Work item
Tally how many lines in the data hold the word "true", and give the result with no other text.

Available data
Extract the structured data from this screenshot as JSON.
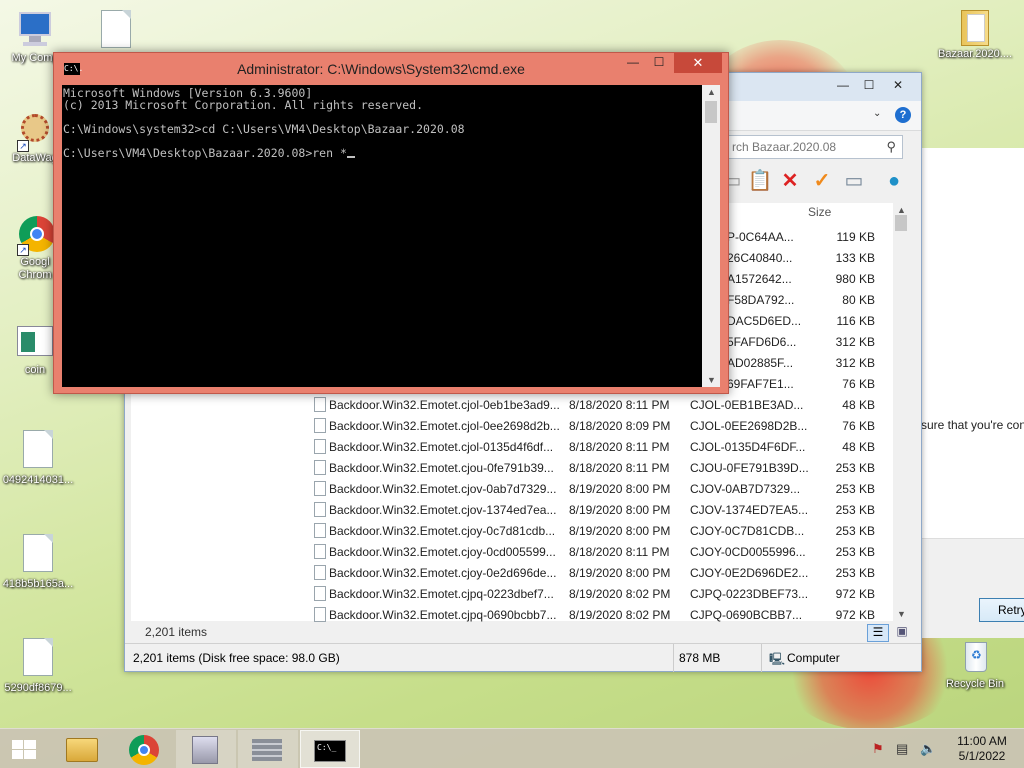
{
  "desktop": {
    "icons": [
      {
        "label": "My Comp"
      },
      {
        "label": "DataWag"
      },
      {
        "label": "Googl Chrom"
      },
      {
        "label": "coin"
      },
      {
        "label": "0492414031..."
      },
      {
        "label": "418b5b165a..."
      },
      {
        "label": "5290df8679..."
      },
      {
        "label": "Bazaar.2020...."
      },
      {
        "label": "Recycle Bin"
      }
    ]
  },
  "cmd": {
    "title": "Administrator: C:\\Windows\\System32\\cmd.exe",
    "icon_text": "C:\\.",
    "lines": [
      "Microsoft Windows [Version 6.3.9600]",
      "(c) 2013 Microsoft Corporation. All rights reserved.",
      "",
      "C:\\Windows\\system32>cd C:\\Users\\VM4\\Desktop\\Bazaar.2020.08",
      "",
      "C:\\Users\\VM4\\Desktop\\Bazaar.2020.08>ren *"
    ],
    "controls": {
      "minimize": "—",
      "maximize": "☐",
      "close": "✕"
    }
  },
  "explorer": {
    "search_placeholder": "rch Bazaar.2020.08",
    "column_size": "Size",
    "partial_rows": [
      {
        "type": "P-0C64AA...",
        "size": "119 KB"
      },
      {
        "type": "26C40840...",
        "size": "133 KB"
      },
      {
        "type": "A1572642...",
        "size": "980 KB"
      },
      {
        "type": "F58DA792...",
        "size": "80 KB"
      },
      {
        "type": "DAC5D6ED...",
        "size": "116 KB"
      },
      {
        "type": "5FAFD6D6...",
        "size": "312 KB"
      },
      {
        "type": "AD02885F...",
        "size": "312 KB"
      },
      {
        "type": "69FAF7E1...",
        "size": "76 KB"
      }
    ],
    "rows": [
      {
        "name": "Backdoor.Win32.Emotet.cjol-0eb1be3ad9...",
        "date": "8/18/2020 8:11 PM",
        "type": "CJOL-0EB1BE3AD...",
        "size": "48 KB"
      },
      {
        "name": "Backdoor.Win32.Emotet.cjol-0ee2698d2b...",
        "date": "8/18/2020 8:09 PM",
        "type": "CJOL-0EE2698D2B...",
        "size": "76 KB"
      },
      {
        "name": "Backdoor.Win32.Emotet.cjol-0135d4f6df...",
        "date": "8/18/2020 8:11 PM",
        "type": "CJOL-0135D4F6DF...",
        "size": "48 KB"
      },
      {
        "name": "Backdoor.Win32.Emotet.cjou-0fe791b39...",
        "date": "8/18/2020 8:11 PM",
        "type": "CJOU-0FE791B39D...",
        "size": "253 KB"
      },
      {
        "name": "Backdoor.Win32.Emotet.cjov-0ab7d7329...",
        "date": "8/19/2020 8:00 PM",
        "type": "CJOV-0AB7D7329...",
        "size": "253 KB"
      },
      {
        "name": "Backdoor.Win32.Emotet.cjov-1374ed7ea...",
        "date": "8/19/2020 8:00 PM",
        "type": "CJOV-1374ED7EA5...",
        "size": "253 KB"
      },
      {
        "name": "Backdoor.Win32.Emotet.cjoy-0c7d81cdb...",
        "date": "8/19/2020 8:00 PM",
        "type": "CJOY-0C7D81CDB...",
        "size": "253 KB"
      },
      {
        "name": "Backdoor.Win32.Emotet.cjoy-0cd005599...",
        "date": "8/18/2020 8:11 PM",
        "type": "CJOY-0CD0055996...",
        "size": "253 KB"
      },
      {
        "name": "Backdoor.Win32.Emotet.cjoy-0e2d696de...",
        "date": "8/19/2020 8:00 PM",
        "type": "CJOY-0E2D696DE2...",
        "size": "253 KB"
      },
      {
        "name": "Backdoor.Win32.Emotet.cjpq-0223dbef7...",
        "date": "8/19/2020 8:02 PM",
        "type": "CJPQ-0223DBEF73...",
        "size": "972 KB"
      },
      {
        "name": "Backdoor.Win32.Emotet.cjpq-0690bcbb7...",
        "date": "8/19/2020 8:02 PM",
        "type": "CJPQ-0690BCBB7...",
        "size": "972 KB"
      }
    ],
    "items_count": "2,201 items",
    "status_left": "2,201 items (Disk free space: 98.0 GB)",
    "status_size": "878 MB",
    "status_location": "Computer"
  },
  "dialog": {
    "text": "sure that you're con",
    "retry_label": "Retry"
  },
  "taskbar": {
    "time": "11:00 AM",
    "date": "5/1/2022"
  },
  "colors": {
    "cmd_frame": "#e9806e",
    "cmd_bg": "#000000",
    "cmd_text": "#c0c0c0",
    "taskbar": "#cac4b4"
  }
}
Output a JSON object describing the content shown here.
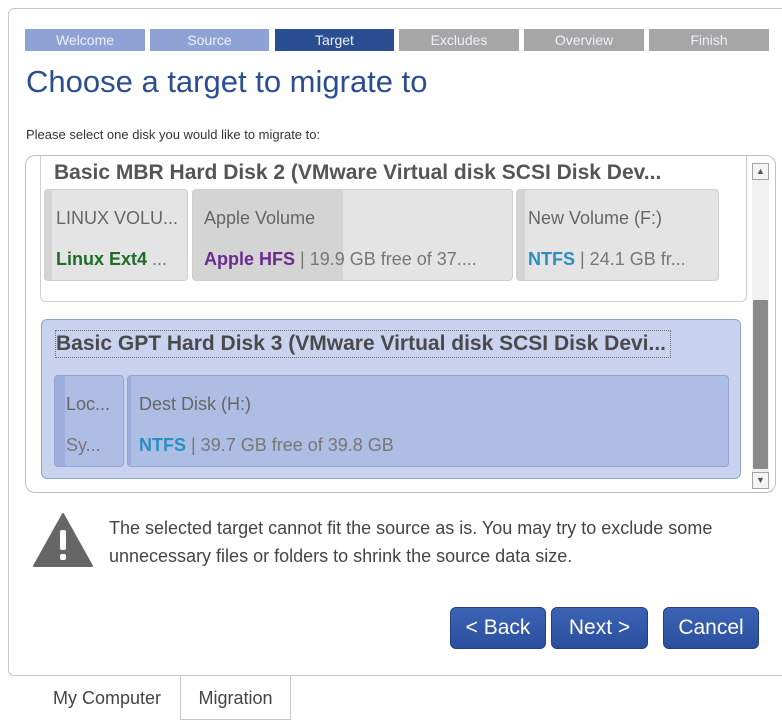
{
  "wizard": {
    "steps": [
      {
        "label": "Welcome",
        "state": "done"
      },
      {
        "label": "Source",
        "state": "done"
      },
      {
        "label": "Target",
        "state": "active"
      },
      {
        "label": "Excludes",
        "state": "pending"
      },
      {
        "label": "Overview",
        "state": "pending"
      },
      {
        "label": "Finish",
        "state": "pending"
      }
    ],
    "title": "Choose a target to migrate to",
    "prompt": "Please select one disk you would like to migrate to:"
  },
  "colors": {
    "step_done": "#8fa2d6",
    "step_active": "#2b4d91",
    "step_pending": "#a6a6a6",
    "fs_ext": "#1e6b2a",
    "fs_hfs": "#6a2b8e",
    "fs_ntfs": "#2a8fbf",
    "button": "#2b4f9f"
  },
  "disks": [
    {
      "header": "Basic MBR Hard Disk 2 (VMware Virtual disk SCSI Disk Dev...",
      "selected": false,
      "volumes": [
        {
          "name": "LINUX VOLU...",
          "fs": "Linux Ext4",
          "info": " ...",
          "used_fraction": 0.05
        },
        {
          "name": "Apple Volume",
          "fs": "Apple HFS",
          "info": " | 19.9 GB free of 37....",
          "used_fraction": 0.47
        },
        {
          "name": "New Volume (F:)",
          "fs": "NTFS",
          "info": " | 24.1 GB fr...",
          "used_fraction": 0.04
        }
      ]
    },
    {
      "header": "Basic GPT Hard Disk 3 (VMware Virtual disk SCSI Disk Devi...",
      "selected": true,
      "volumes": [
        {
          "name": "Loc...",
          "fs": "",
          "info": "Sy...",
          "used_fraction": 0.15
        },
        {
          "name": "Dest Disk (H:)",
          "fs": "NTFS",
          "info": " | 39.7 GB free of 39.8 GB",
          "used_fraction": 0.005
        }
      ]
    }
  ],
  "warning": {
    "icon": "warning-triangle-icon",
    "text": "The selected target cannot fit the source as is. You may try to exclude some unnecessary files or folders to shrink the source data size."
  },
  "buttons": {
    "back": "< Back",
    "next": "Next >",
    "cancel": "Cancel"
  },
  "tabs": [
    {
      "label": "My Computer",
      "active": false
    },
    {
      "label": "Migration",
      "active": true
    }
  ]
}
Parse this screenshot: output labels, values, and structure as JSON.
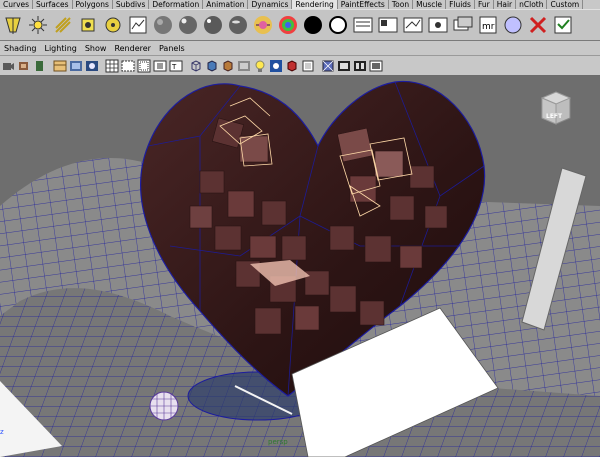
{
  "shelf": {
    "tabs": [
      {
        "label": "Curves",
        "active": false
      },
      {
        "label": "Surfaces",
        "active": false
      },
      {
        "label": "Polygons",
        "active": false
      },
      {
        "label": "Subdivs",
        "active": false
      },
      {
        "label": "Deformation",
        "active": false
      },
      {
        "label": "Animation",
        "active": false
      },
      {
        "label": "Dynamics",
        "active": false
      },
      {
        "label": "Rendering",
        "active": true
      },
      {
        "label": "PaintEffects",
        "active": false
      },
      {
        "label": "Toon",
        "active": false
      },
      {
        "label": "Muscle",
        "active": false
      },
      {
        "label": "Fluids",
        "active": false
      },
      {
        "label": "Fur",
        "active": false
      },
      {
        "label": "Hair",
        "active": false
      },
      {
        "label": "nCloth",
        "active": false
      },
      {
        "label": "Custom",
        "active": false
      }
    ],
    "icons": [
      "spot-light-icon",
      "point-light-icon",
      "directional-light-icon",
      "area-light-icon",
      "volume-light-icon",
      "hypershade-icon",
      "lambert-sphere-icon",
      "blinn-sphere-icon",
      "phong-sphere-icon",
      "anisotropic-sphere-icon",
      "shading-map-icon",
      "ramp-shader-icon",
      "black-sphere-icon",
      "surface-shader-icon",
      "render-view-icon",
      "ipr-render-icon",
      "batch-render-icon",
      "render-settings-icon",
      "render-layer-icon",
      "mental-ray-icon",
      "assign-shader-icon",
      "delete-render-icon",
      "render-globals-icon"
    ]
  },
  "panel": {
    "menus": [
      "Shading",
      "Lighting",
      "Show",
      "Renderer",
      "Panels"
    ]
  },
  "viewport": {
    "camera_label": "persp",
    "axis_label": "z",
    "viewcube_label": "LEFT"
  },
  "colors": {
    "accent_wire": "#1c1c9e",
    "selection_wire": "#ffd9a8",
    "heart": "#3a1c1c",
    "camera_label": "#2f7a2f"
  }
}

Problem solution
3